Celebrating the work of Keith McLachlan, a well-known and much-admired geographer of the Middle East and North Africa, this book combines three interrelated topics that define the region. The Middle East has been integral to the growth of the global oil industry, an aspect of its evolution since 1908 which has had profound geopolitical implications as well.
The territory was also the arena for the last European experiment in colonialism, a development that has left its legacy even today. And, historically, it has been the location of the great hydraulic civilisations of Egypt and Mesopotamia yet is still dependent on the flow of its two major river systems – the Nile and the Tigris-Euphrates – in an era of impending climate crisis. These themes form the essence of themes that are discussed in the chapters that follow. Keith McLachlan played a significant role in our understanding of these themes and of their effects in the contemporary world, as the comments of those who worked with him and have contributed towards this book reveal.

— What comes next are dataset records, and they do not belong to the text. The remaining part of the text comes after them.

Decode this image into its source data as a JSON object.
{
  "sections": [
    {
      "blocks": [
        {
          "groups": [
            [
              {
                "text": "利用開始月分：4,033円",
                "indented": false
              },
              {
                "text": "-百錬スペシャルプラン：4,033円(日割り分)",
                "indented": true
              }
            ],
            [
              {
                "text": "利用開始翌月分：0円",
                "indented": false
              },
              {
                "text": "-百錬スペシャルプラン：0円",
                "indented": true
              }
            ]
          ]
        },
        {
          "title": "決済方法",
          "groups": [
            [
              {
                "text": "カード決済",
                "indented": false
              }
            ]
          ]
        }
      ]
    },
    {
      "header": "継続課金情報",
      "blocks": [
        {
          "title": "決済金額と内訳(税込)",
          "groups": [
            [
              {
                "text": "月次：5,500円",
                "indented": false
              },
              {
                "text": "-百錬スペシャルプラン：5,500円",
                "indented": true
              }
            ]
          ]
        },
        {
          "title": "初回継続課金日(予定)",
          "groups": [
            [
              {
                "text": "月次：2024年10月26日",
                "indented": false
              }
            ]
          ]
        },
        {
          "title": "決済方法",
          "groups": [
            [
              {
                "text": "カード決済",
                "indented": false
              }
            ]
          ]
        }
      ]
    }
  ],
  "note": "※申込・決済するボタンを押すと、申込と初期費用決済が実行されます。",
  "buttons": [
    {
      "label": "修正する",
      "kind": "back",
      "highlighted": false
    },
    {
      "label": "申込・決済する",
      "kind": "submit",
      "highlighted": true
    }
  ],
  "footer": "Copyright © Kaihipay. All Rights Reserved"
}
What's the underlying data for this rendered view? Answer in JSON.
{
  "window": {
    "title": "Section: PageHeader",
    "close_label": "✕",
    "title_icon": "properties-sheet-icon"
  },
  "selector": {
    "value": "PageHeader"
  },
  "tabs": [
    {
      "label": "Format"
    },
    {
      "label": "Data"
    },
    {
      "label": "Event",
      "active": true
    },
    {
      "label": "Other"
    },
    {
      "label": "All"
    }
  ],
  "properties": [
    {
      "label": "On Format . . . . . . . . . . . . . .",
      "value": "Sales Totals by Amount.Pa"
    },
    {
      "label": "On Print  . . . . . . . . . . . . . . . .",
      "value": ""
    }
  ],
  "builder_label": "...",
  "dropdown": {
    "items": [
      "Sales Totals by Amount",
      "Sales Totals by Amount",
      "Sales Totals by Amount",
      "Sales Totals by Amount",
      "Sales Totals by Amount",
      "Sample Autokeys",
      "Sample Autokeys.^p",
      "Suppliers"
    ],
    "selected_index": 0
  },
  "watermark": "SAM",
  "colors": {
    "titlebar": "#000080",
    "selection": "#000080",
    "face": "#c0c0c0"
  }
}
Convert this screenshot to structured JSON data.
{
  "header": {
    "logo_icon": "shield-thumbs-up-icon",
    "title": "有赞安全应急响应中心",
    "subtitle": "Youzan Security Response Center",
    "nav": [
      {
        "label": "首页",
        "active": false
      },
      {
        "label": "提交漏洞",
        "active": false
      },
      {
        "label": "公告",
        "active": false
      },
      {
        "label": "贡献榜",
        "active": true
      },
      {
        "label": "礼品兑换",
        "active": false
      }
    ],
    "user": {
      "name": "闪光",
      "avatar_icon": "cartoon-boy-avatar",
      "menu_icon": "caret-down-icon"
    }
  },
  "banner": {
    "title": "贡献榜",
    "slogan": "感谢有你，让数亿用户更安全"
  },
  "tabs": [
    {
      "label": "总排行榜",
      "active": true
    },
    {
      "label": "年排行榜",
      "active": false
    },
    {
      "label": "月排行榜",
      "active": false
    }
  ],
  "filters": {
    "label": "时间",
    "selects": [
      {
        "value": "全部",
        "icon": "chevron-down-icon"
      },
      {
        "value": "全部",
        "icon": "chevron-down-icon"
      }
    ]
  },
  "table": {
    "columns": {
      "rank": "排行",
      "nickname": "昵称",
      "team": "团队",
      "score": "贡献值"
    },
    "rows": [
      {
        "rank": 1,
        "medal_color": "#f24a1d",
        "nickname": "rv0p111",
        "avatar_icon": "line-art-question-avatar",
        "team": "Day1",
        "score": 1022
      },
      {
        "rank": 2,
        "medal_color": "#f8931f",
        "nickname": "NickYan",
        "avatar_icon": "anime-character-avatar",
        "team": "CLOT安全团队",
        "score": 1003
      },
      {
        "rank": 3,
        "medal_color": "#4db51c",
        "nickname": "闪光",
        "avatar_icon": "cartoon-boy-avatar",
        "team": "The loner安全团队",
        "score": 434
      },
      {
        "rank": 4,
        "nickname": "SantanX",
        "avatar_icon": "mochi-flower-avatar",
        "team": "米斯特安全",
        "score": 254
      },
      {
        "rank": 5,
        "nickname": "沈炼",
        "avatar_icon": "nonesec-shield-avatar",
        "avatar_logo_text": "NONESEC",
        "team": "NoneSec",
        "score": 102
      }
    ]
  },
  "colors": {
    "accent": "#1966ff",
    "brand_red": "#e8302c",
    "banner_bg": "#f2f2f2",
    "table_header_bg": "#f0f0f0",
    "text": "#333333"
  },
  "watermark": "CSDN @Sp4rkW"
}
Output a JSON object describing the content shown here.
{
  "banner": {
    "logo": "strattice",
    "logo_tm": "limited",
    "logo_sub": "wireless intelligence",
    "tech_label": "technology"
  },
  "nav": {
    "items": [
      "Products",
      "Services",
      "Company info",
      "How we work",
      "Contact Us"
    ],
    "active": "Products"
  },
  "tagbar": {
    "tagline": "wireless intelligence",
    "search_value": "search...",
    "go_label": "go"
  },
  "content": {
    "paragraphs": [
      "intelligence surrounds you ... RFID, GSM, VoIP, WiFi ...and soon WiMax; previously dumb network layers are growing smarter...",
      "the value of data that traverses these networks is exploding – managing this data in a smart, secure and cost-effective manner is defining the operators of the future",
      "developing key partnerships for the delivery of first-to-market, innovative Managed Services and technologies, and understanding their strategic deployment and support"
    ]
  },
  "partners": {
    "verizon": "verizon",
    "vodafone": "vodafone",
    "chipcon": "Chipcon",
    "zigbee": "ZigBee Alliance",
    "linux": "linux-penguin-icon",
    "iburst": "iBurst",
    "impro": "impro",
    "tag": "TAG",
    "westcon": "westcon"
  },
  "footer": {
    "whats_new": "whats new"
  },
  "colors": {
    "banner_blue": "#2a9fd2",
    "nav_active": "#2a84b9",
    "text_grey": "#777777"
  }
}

Examining agriculture, oil and state construction, this volume offers an insight into how the contemporary Middle East was constructed after the collapse of the Ottoman Empire. It is a key resource for scholars and students interested in geopolitics and the geography of the Middle East.